None of that is covered under "War is bad for children and other living things," a resuscitated slogan from the '60s that proved popular Saturday. After all, Saddam is bad for children too. He tortures them.

Perhaps this kind of discussion doesn't belong at a rally at all. Maybe a massive protest is supposed to simply be an exhilarated gathering of the faithful, a brief moment in which an often demonized radical ideology masquerades as conventional wisdom. But by not acknowledging the moral nuances of either the pro- or antiwar position, many protesters gave themselves over to simple callousness.

Phil Leif, an 18-year-old from Maryland who describes himself as "very socially liberal," was so frustrated by the protesters' failure to even mention Saddam's crimes that he found some cardboard and made a sign saying, "Saddam Is Also Guilty of Genocide. Depose and Prosecute." He walked through the crowd praising the International Criminal Court, not an idea that most lefties would seem to take offense at. Nevertheless, he was clearly off message in this crowd, and people started calling him an imperialist. He responded drolly, "Yes, I'm going to go out and conquer various developing nations."

By the afternoon, when the peace rally began marching past the pro-war group, shouting matches begun, and things got ugly. A man named Tahmir told a kid with a video camera that Saddam's forces had murdered his father and sent his family a bill for the bullet. Another man, old and bearded, wearing a wool hat and glasses, held a sign with a child's drawing of a person crying tears of blood, and the words, "Human Rights Are Abused in Iraq." A smirking white antiwar protester walked over and shouted, "War won't cure your impotence! Go prop up the Kuwaiti oligarchy!" Behind him, a woman held up a sign reading, "Powerpuff Girls for Peace" with pictures of the cherubic cartoon superheroes.

Nearby on Constitution Avenue a drum circle formed, and a few hundred people started dancing. Chants went up -- to the tune of "Who Let the Dogs Out," some sang, "Who kills Iraqis? Bush Bush Bush Bush. Who is a Nazi? Bush Bush Bush Bush." A young blond woman wore a sign that announced, with staggering self-congratulation, "I speak for the voiceless victims of war."

Meanwhile, the actual Iraqis got increasingly incensed, some screaming, "You don't know anything about Iraq!" Again, they took up their chant, "People yes, Saddam no! He's a fascist, he must go!" The peaceniks tried to drown them out with, "1, 2, 3, 4, We Don't Want Your Racist War!"

A bearded man in a devil outfit and seashell necklace, carrying a sign saying "Satan Loves America," tried to explain to the Iraqis that, in fact, the U.S. had helped arm Saddam. "You're selling your own people short," he said cryptically. An Iraqi man in a suit gave him a withering look and replied, "We know what we're doing."

By then, Leif had walked over and said to the hippie devil, "Both us and the Soviet Union are guilty of propping up murderous regimes. Should we now allow them to stay in power?" The devil replied, "Since we are the most murderous regime in the world, should we be allowed to stay in power?" He gave Leif a smug look.

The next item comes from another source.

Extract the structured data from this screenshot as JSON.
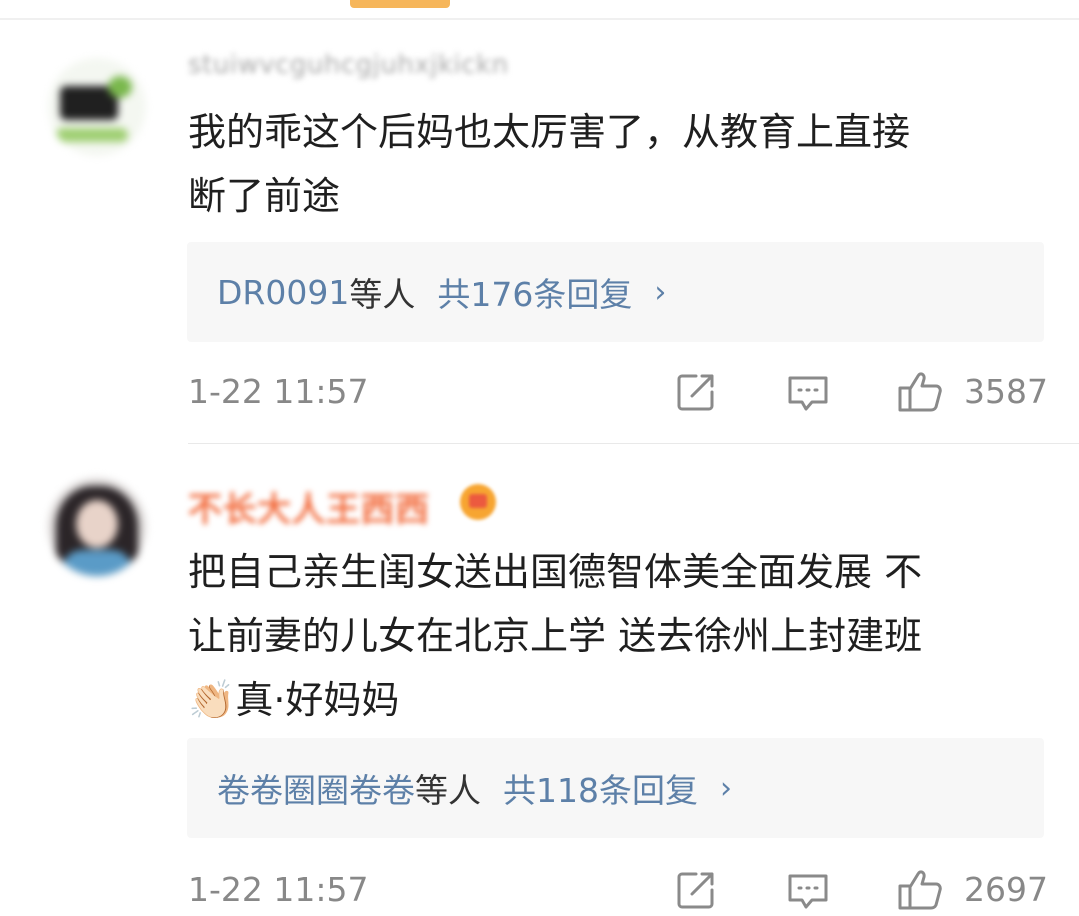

By now the Iraqis were chanting in Arabic, and crying, "Allah Akbar! Allah Akbar!" (God is great.)

A man on Constitution Avenue carried a sign that might have been made just for them. "A Sincere Message to All Wannabe Warmongers," it said. "Go Fuck Yourself."

Michelle Goldberg

Michelle Goldberg is a frequent contributor to Salon and the author of "Kingdom Coming: The Rise of Christian Nationalism" (WW Norton).

MORE FROM Michelle Goldberg

Related Topics ------------------------------------------

Iraq Middle East